Hamboards, an upstart company that turned skateboard design on its head, started in 2006 because Pete Hamborg, 55, wanted to teach his five tow‑headed sons how to surf. Since then, the Huntington Beach family has made the brand a cult hit. They’ve built a custom board for Justin Bieber and won financing on ABC’s “Shark Tank” because the boards evoke the easy beach lifestyle of O.C.
Tell us about that first board.

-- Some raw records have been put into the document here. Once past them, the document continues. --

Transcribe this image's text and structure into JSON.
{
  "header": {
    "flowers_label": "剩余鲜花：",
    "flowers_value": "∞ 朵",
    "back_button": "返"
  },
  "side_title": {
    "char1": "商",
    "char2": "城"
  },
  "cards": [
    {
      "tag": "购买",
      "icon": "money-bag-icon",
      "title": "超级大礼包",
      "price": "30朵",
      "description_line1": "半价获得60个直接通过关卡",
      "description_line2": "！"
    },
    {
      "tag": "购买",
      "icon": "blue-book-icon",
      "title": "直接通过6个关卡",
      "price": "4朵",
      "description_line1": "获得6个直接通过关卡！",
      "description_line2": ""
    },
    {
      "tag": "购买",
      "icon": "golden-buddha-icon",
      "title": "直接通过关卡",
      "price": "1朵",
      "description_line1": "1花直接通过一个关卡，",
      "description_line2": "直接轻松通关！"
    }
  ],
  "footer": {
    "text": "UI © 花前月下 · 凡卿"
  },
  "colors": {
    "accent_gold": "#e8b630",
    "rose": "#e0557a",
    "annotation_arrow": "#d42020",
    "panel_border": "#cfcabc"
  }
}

So we made this big dumb skateboard to help my sons learn to surf, but it wouldn’t turn. Then Mom (Kathy Hamborg) ran over it in the driveway, and suddenly it carved turns almost exactly like a surfboard. We figured out why this happened and made more, one for each of us, painted them like ’50s and ’60s surfboards, and to our surprise, people wanted to buy them from us.
Why is the Hamboard long?
To get the true feel of surfing, the deck design needs to be much longer and wider than a normal skateboard or a longboard skateboard (see Page 41). With a few critical tweaks, we produced the flowy, driving, carving turns characteristic of surfing.
Hamboards is a family venture; how does this affect the business?
We try extra hard to involve all the boys in coming up with a new design or tweaking an old one. The same goes for new websites, images, catalogs, or social media campaigns.
Who does what?
I handle administration, customer service, brand building, and I am chief slack picker-upper. Gus, 28, does board, T-shirt, and hat design, social media, website, video production; Anders, 26, assembles and ships the boards and assists with design; Chapman, 23 and a classically trained artist, does design and color pattern; Jachin, 22 and a national champion surfer, focuses on performance; Moses, 20, studies art in Florence, Italy. When he’s home, he helps with assembly, shipping, color, and pattern. And my wife, Kathy, 57, handles support and encouragement.
Your Hamboards are like works of art.
Two sons clearly had an early connection with art. So when we came up with the idea of the big Hamboard skateboard (the Classic, $525), I very intentionally aimed our designs for the intersection of surf, skate, and art. And despite feeling a bit awkward when all the cool brands were doing skulls, dragons, and boobs, we realized that … our designs are on target.
How long did it take to get the design right?
Years. Having five sons giving constant input was a live-in design-feedback consortium at the dinner table. “Hey Dad, we should change this … pass the ketchup.” We first completed the design in 1997 and didn’t make it a business until 2006. Our design wasn’t even close until we had carefully made six or seven of them by hand.
What’s your aesthetic?
It speaks of wholesomeness and simplicity and craftsmanship. Every board gets signed and numbered.
We hear Hamboards are in a museum.
The Röhsska Museum in Sweden was doing a year-long exhibition on skateboard design. One of the curators ran across our online videos, asked for samples, and suddenly we were part of the program.
Did you get any resistance from the skater community?
Skateboarding—and its community—has a lot of identity, so what we were doing was seen as a kind of bizarre adulteration of their core sport. So
at times we got significant pushback.
How did you resolve it?
Our response always was, “I respect what you’re doing.” Getting a wheeled piece of wood to feel like surfing when you rode it is how the sport began. Hamboards has taken it back to the roots. As time has passed, the skating community has embraced us.
As Hamboards’ appeal grows internationally, what’s next?
The boys are starting families, and some are graduating college or art school. We plan to stay rooted in Huntington Beach, surf, lifeguard, make beautiful art, love each other, and, as it says on my business card, “change the world—one really big skateboard at a time.”